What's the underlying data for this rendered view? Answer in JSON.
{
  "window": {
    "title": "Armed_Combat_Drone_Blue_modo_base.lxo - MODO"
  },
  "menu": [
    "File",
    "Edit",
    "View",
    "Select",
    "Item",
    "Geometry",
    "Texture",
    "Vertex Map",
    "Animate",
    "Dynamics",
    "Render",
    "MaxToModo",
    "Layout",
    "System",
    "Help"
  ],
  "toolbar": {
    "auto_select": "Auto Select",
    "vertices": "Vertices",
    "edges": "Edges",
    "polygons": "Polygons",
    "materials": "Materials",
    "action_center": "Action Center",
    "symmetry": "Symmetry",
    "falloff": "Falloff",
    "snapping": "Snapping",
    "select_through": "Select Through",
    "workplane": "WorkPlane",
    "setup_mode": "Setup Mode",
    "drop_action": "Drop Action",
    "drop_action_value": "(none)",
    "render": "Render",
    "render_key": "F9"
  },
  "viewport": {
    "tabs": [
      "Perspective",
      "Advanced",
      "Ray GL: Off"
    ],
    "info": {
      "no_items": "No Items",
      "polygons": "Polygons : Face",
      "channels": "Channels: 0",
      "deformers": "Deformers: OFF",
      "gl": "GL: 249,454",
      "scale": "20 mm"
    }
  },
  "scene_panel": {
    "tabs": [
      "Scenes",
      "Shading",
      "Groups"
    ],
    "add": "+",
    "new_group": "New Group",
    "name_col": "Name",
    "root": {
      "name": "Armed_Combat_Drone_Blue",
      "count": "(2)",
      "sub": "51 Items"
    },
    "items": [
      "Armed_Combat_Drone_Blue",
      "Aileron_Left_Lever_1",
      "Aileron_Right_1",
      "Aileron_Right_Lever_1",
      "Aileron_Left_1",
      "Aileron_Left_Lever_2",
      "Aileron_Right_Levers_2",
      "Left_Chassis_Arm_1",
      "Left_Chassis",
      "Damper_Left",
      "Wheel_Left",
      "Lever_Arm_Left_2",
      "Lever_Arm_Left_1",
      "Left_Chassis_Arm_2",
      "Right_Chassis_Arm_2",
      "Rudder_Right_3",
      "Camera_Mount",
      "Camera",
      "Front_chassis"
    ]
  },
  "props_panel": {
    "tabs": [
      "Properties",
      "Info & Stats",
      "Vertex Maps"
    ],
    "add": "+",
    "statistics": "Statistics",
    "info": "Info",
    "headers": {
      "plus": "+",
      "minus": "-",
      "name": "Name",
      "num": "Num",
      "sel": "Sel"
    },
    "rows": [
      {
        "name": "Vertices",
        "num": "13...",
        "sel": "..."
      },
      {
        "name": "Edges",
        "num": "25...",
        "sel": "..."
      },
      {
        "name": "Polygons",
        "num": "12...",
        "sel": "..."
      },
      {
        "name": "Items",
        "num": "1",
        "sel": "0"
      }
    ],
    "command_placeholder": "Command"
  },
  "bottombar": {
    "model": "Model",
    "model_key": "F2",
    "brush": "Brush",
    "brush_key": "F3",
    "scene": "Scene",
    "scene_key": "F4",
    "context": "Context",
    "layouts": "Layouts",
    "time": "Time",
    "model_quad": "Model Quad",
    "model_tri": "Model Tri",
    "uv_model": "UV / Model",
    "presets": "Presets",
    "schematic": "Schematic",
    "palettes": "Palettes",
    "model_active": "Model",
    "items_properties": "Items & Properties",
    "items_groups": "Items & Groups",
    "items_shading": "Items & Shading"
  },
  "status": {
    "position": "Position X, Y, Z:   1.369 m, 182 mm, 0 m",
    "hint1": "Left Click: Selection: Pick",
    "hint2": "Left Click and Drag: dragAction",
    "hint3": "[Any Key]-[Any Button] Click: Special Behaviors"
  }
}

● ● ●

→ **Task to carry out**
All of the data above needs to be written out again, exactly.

→ **Solution for this problem**
What's the underlying data for this rendered view? Answer in JSON.
{
  "window": {
    "title": "Armed_Combat_Drone_Blue_modo_base.lxo - MODO"
  },
  "menu": [
    "File",
    "Edit",
    "View",
    "Select",
    "Item",
    "Geometry",
    "Texture",
    "Vertex Map",
    "Animate",
    "Dynamics",
    "Render",
    "MaxToModo",
    "Layout",
    "System",
    "Help"
  ],
  "toolbar": {
    "auto_select": "Auto Select",
    "vertices": "Vertices",
    "edges": "Edges",
    "polygons": "Polygons",
    "materials": "Materials",
    "action_center": "Action Center",
    "symmetry": "Symmetry",
    "falloff": "Falloff",
    "snapping": "Snapping",
    "select_through": "Select Through",
    "workplane": "WorkPlane",
    "setup_mode": "Setup Mode",
    "drop_action": "Drop Action",
    "drop_action_value": "(none)",
    "render": "Render",
    "render_key": "F9"
  },
  "viewport": {
    "tabs": [
      "Perspective",
      "Advanced",
      "Ray GL: Off"
    ],
    "info": {
      "no_items": "No Items",
      "polygons": "Polygons : Face",
      "channels": "Channels: 0",
      "deformers": "Deformers: OFF",
      "gl": "GL: 249,454",
      "scale": "20 mm"
    }
  },
  "scene_panel": {
    "tabs": [
      "Scenes",
      "Shading",
      "Groups"
    ],
    "add": "+",
    "new_group": "New Group",
    "name_col": "Name",
    "root": {
      "name": "Armed_Combat_Drone_Blue",
      "count": "(2)",
      "sub": "51 Items"
    },
    "items": [
      "Armed_Combat_Drone_Blue",
      "Aileron_Left_Lever_1",
      "Aileron_Right_1",
      "Aileron_Right_Lever_1",
      "Aileron_Left_1",
      "Aileron_Left_Lever_2",
      "Aileron_Right_Levers_2",
      "Left_Chassis_Arm_1",
      "Left_Chassis",
      "Damper_Left",
      "Wheel_Left",
      "Lever_Arm_Left_2",
      "Lever_Arm_Left_1",
      "Left_Chassis_Arm_2",
      "Right_Chassis_Arm_2",
      "Rudder_Right_3",
      "Camera_Mount",
      "Camera",
      "Front_chassis"
    ]
  },
  "props_panel": {
    "tabs": [
      "Properties",
      "Info & Stats",
      "Vertex Maps"
    ],
    "add": "+",
    "statistics": "Statistics",
    "info": "Info",
    "headers": {
      "plus": "+",
      "minus": "-",
      "name": "Name",
      "num": "Num",
      "sel": "Sel"
    },
    "rows": [
      {
        "name": "Vertices",
        "num": "13...",
        "sel": "..."
      },
      {
        "name": "Edges",
        "num": "25...",
        "sel": "..."
      },
      {
        "name": "Polygons",
        "num": "12...",
        "sel": "..."
      },
      {
        "name": "Items",
        "num": "1",
        "sel": "0"
      }
    ],
    "command_placeholder": "Command"
  },
  "bottombar": {
    "model": "Model",
    "model_key": "F2",
    "brush": "Brush",
    "brush_key": "F3",
    "scene": "Scene",
    "scene_key": "F4",
    "context": "Context",
    "layouts": "Layouts",
    "time": "Time",
    "model_quad": "Model Quad",
    "model_tri": "Model Tri",
    "uv_model": "UV / Model",
    "presets": "Presets",
    "schematic": "Schematic",
    "palettes": "Palettes",
    "model_active": "Model",
    "items_properties": "Items & Properties",
    "items_groups": "Items & Groups",
    "items_shading": "Items & Shading"
  },
  "status": {
    "position": "Position X, Y, Z:   1.369 m, 182 mm, 0 m",
    "hint1": "Left Click: Selection: Pick",
    "hint2": "Left Click and Drag: dragAction",
    "hint3": "[Any Key]-[Any Button] Click: Special Behaviors"
  }
}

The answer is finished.